Task statement:
No pictures belong in the answer. Repeat all the entries exactly.

BEGIN Provided records

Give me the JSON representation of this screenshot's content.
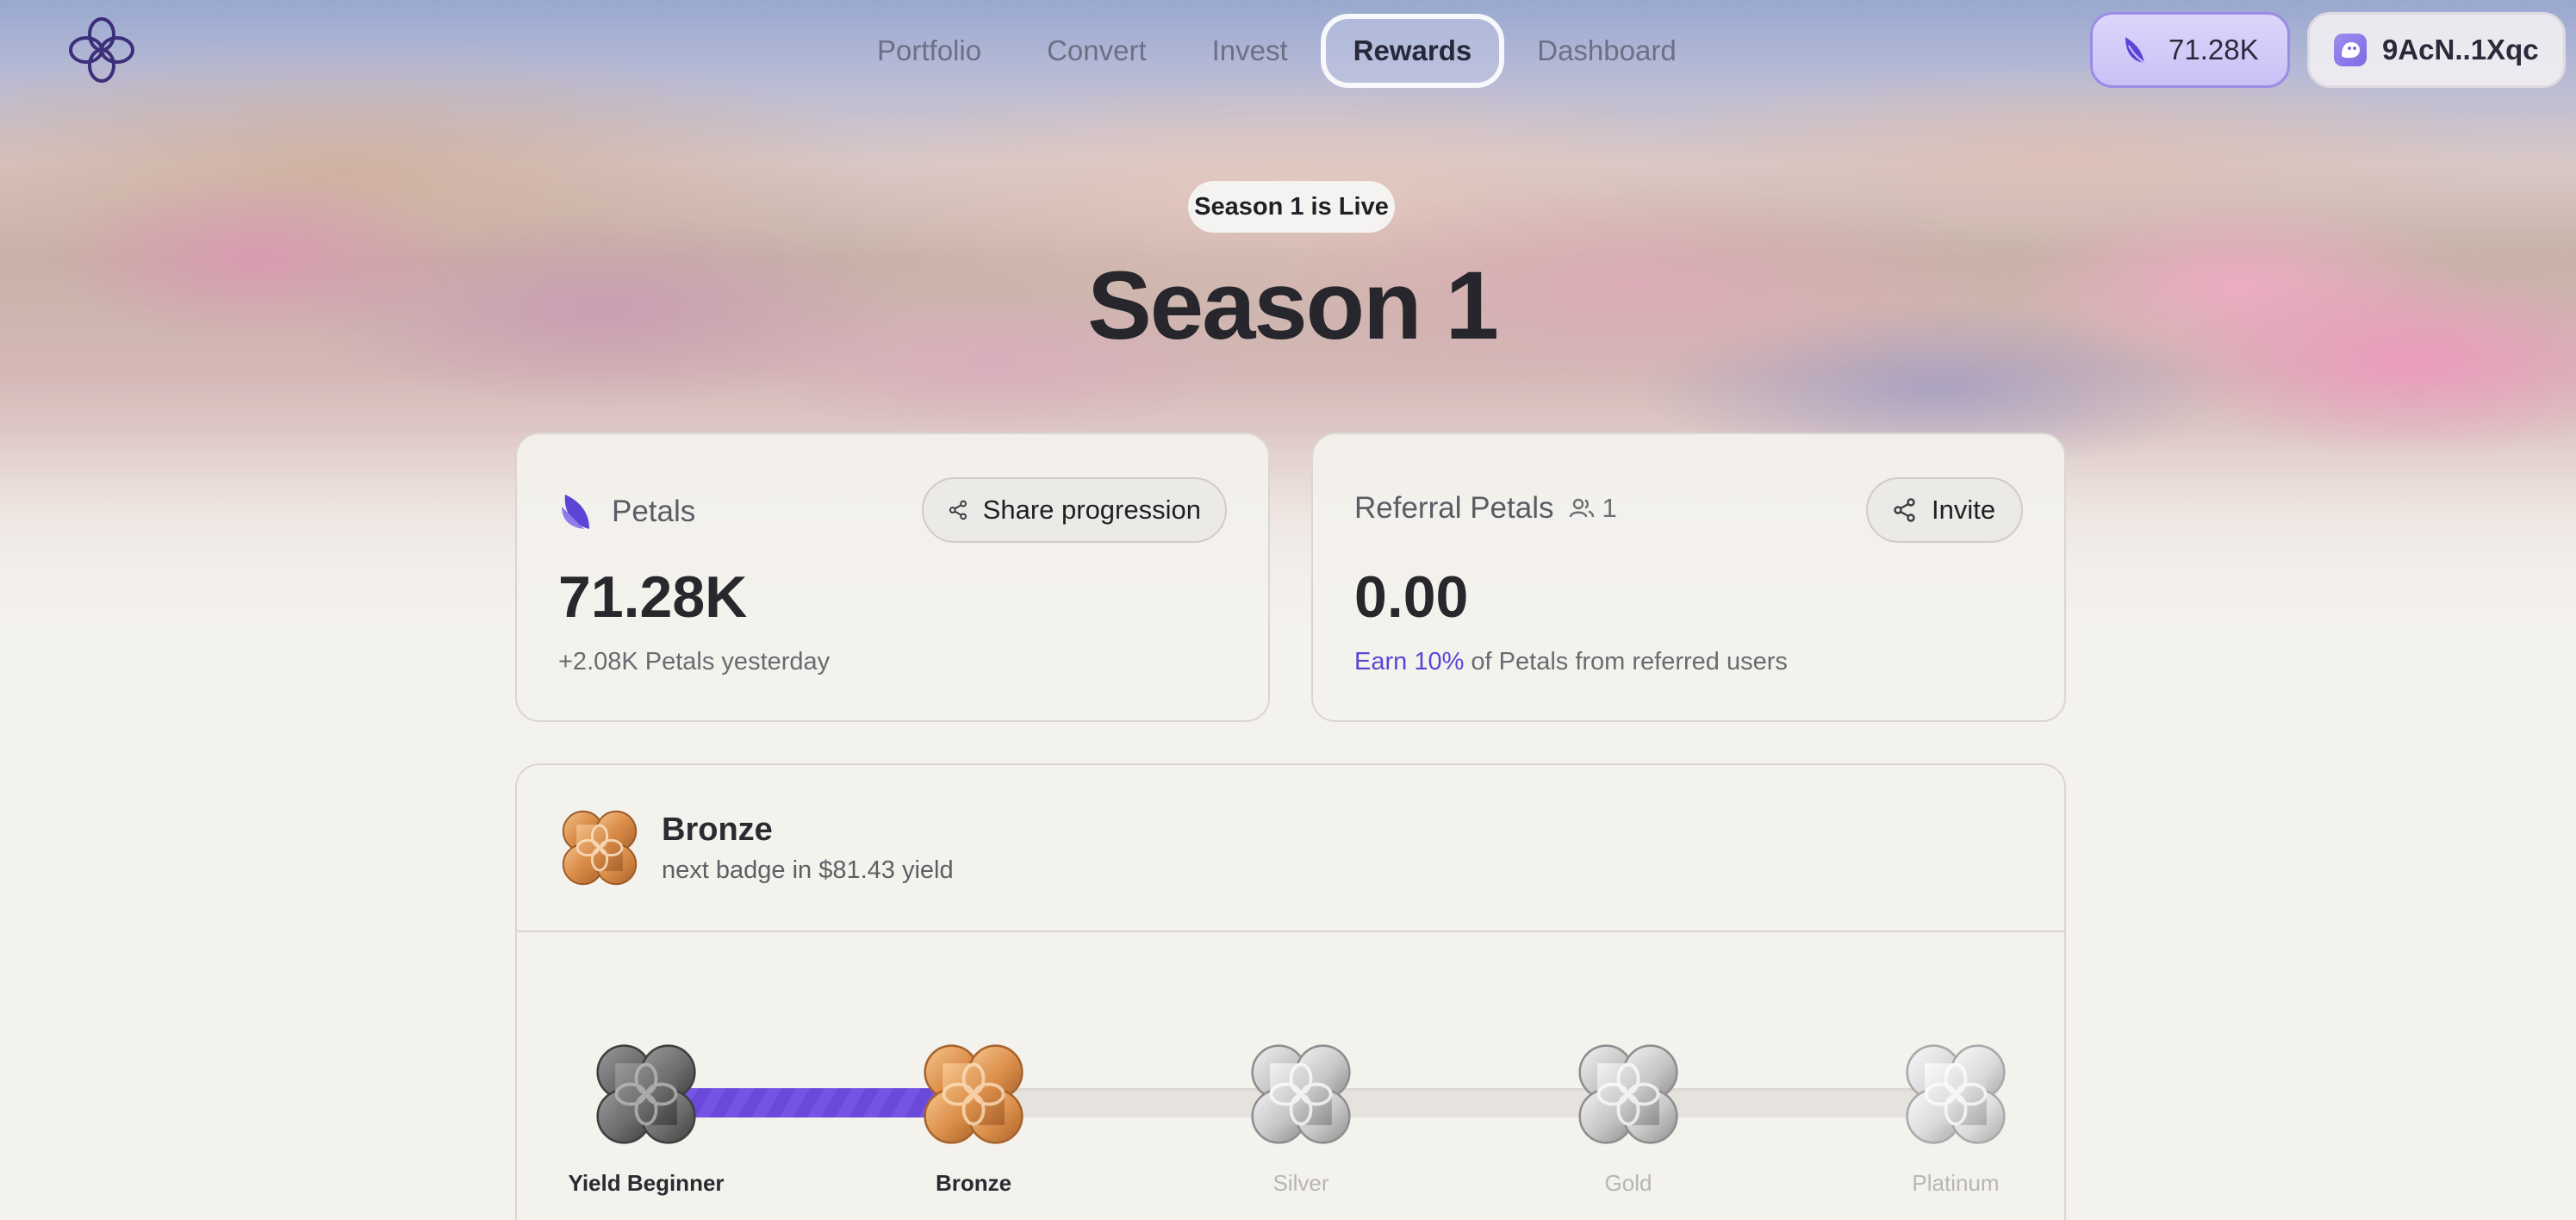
{
  "nav": {
    "items": [
      {
        "label": "Portfolio",
        "active": false
      },
      {
        "label": "Convert",
        "active": false
      },
      {
        "label": "Invest",
        "active": false
      },
      {
        "label": "Rewards",
        "active": true
      },
      {
        "label": "Dashboard",
        "active": false
      }
    ],
    "petals_balance": "71.28K",
    "wallet_address": "9AcN..1Xqc"
  },
  "season": {
    "badge": "Season 1 is Live",
    "title": "Season 1"
  },
  "petals_card": {
    "label": "Petals",
    "share_label": "Share progression",
    "value": "71.28K",
    "yesterday": "+2.08K Petals yesterday"
  },
  "referral_card": {
    "label": "Referral Petals",
    "referral_count": "1",
    "invite_label": "Invite",
    "value": "0.00",
    "earn_accent": "Earn 10%",
    "earn_rest": " of Petals from referred users"
  },
  "badge_card": {
    "current_badge": "Bronze",
    "next_badge": "next badge in $81.43 yield",
    "progress_fraction": 0.25,
    "tiers": [
      {
        "label": "Yield Beginner",
        "status": "done",
        "medal": "gray"
      },
      {
        "label": "Bronze",
        "status": "current",
        "medal": "bronze"
      },
      {
        "label": "Silver",
        "status": "locked",
        "medal": "silver"
      },
      {
        "label": "Gold",
        "status": "locked",
        "medal": "silver"
      },
      {
        "label": "Platinum",
        "status": "locked",
        "medal": "light"
      }
    ]
  },
  "colors": {
    "accent": "#5b45d6",
    "bronze": "#d98c48",
    "progress": "#7454e2"
  }
}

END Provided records

Answer to this problem:
Give me the JSON representation of this screenshot's content.
{
  "nav": {
    "items": [
      {
        "label": "Portfolio",
        "active": false
      },
      {
        "label": "Convert",
        "active": false
      },
      {
        "label": "Invest",
        "active": false
      },
      {
        "label": "Rewards",
        "active": true
      },
      {
        "label": "Dashboard",
        "active": false
      }
    ],
    "petals_balance": "71.28K",
    "wallet_address": "9AcN..1Xqc"
  },
  "season": {
    "badge": "Season 1 is Live",
    "title": "Season 1"
  },
  "petals_card": {
    "label": "Petals",
    "share_label": "Share progression",
    "value": "71.28K",
    "yesterday": "+2.08K Petals yesterday"
  },
  "referral_card": {
    "label": "Referral Petals",
    "referral_count": "1",
    "invite_label": "Invite",
    "value": "0.00",
    "earn_accent": "Earn 10%",
    "earn_rest": " of Petals from referred users"
  },
  "badge_card": {
    "current_badge": "Bronze",
    "next_badge": "next badge in $81.43 yield",
    "progress_fraction": 0.25,
    "tiers": [
      {
        "label": "Yield Beginner",
        "status": "done",
        "medal": "gray"
      },
      {
        "label": "Bronze",
        "status": "current",
        "medal": "bronze"
      },
      {
        "label": "Silver",
        "status": "locked",
        "medal": "silver"
      },
      {
        "label": "Gold",
        "status": "locked",
        "medal": "silver"
      },
      {
        "label": "Platinum",
        "status": "locked",
        "medal": "light"
      }
    ]
  },
  "colors": {
    "accent": "#5b45d6",
    "bronze": "#d98c48",
    "progress": "#7454e2"
  }
}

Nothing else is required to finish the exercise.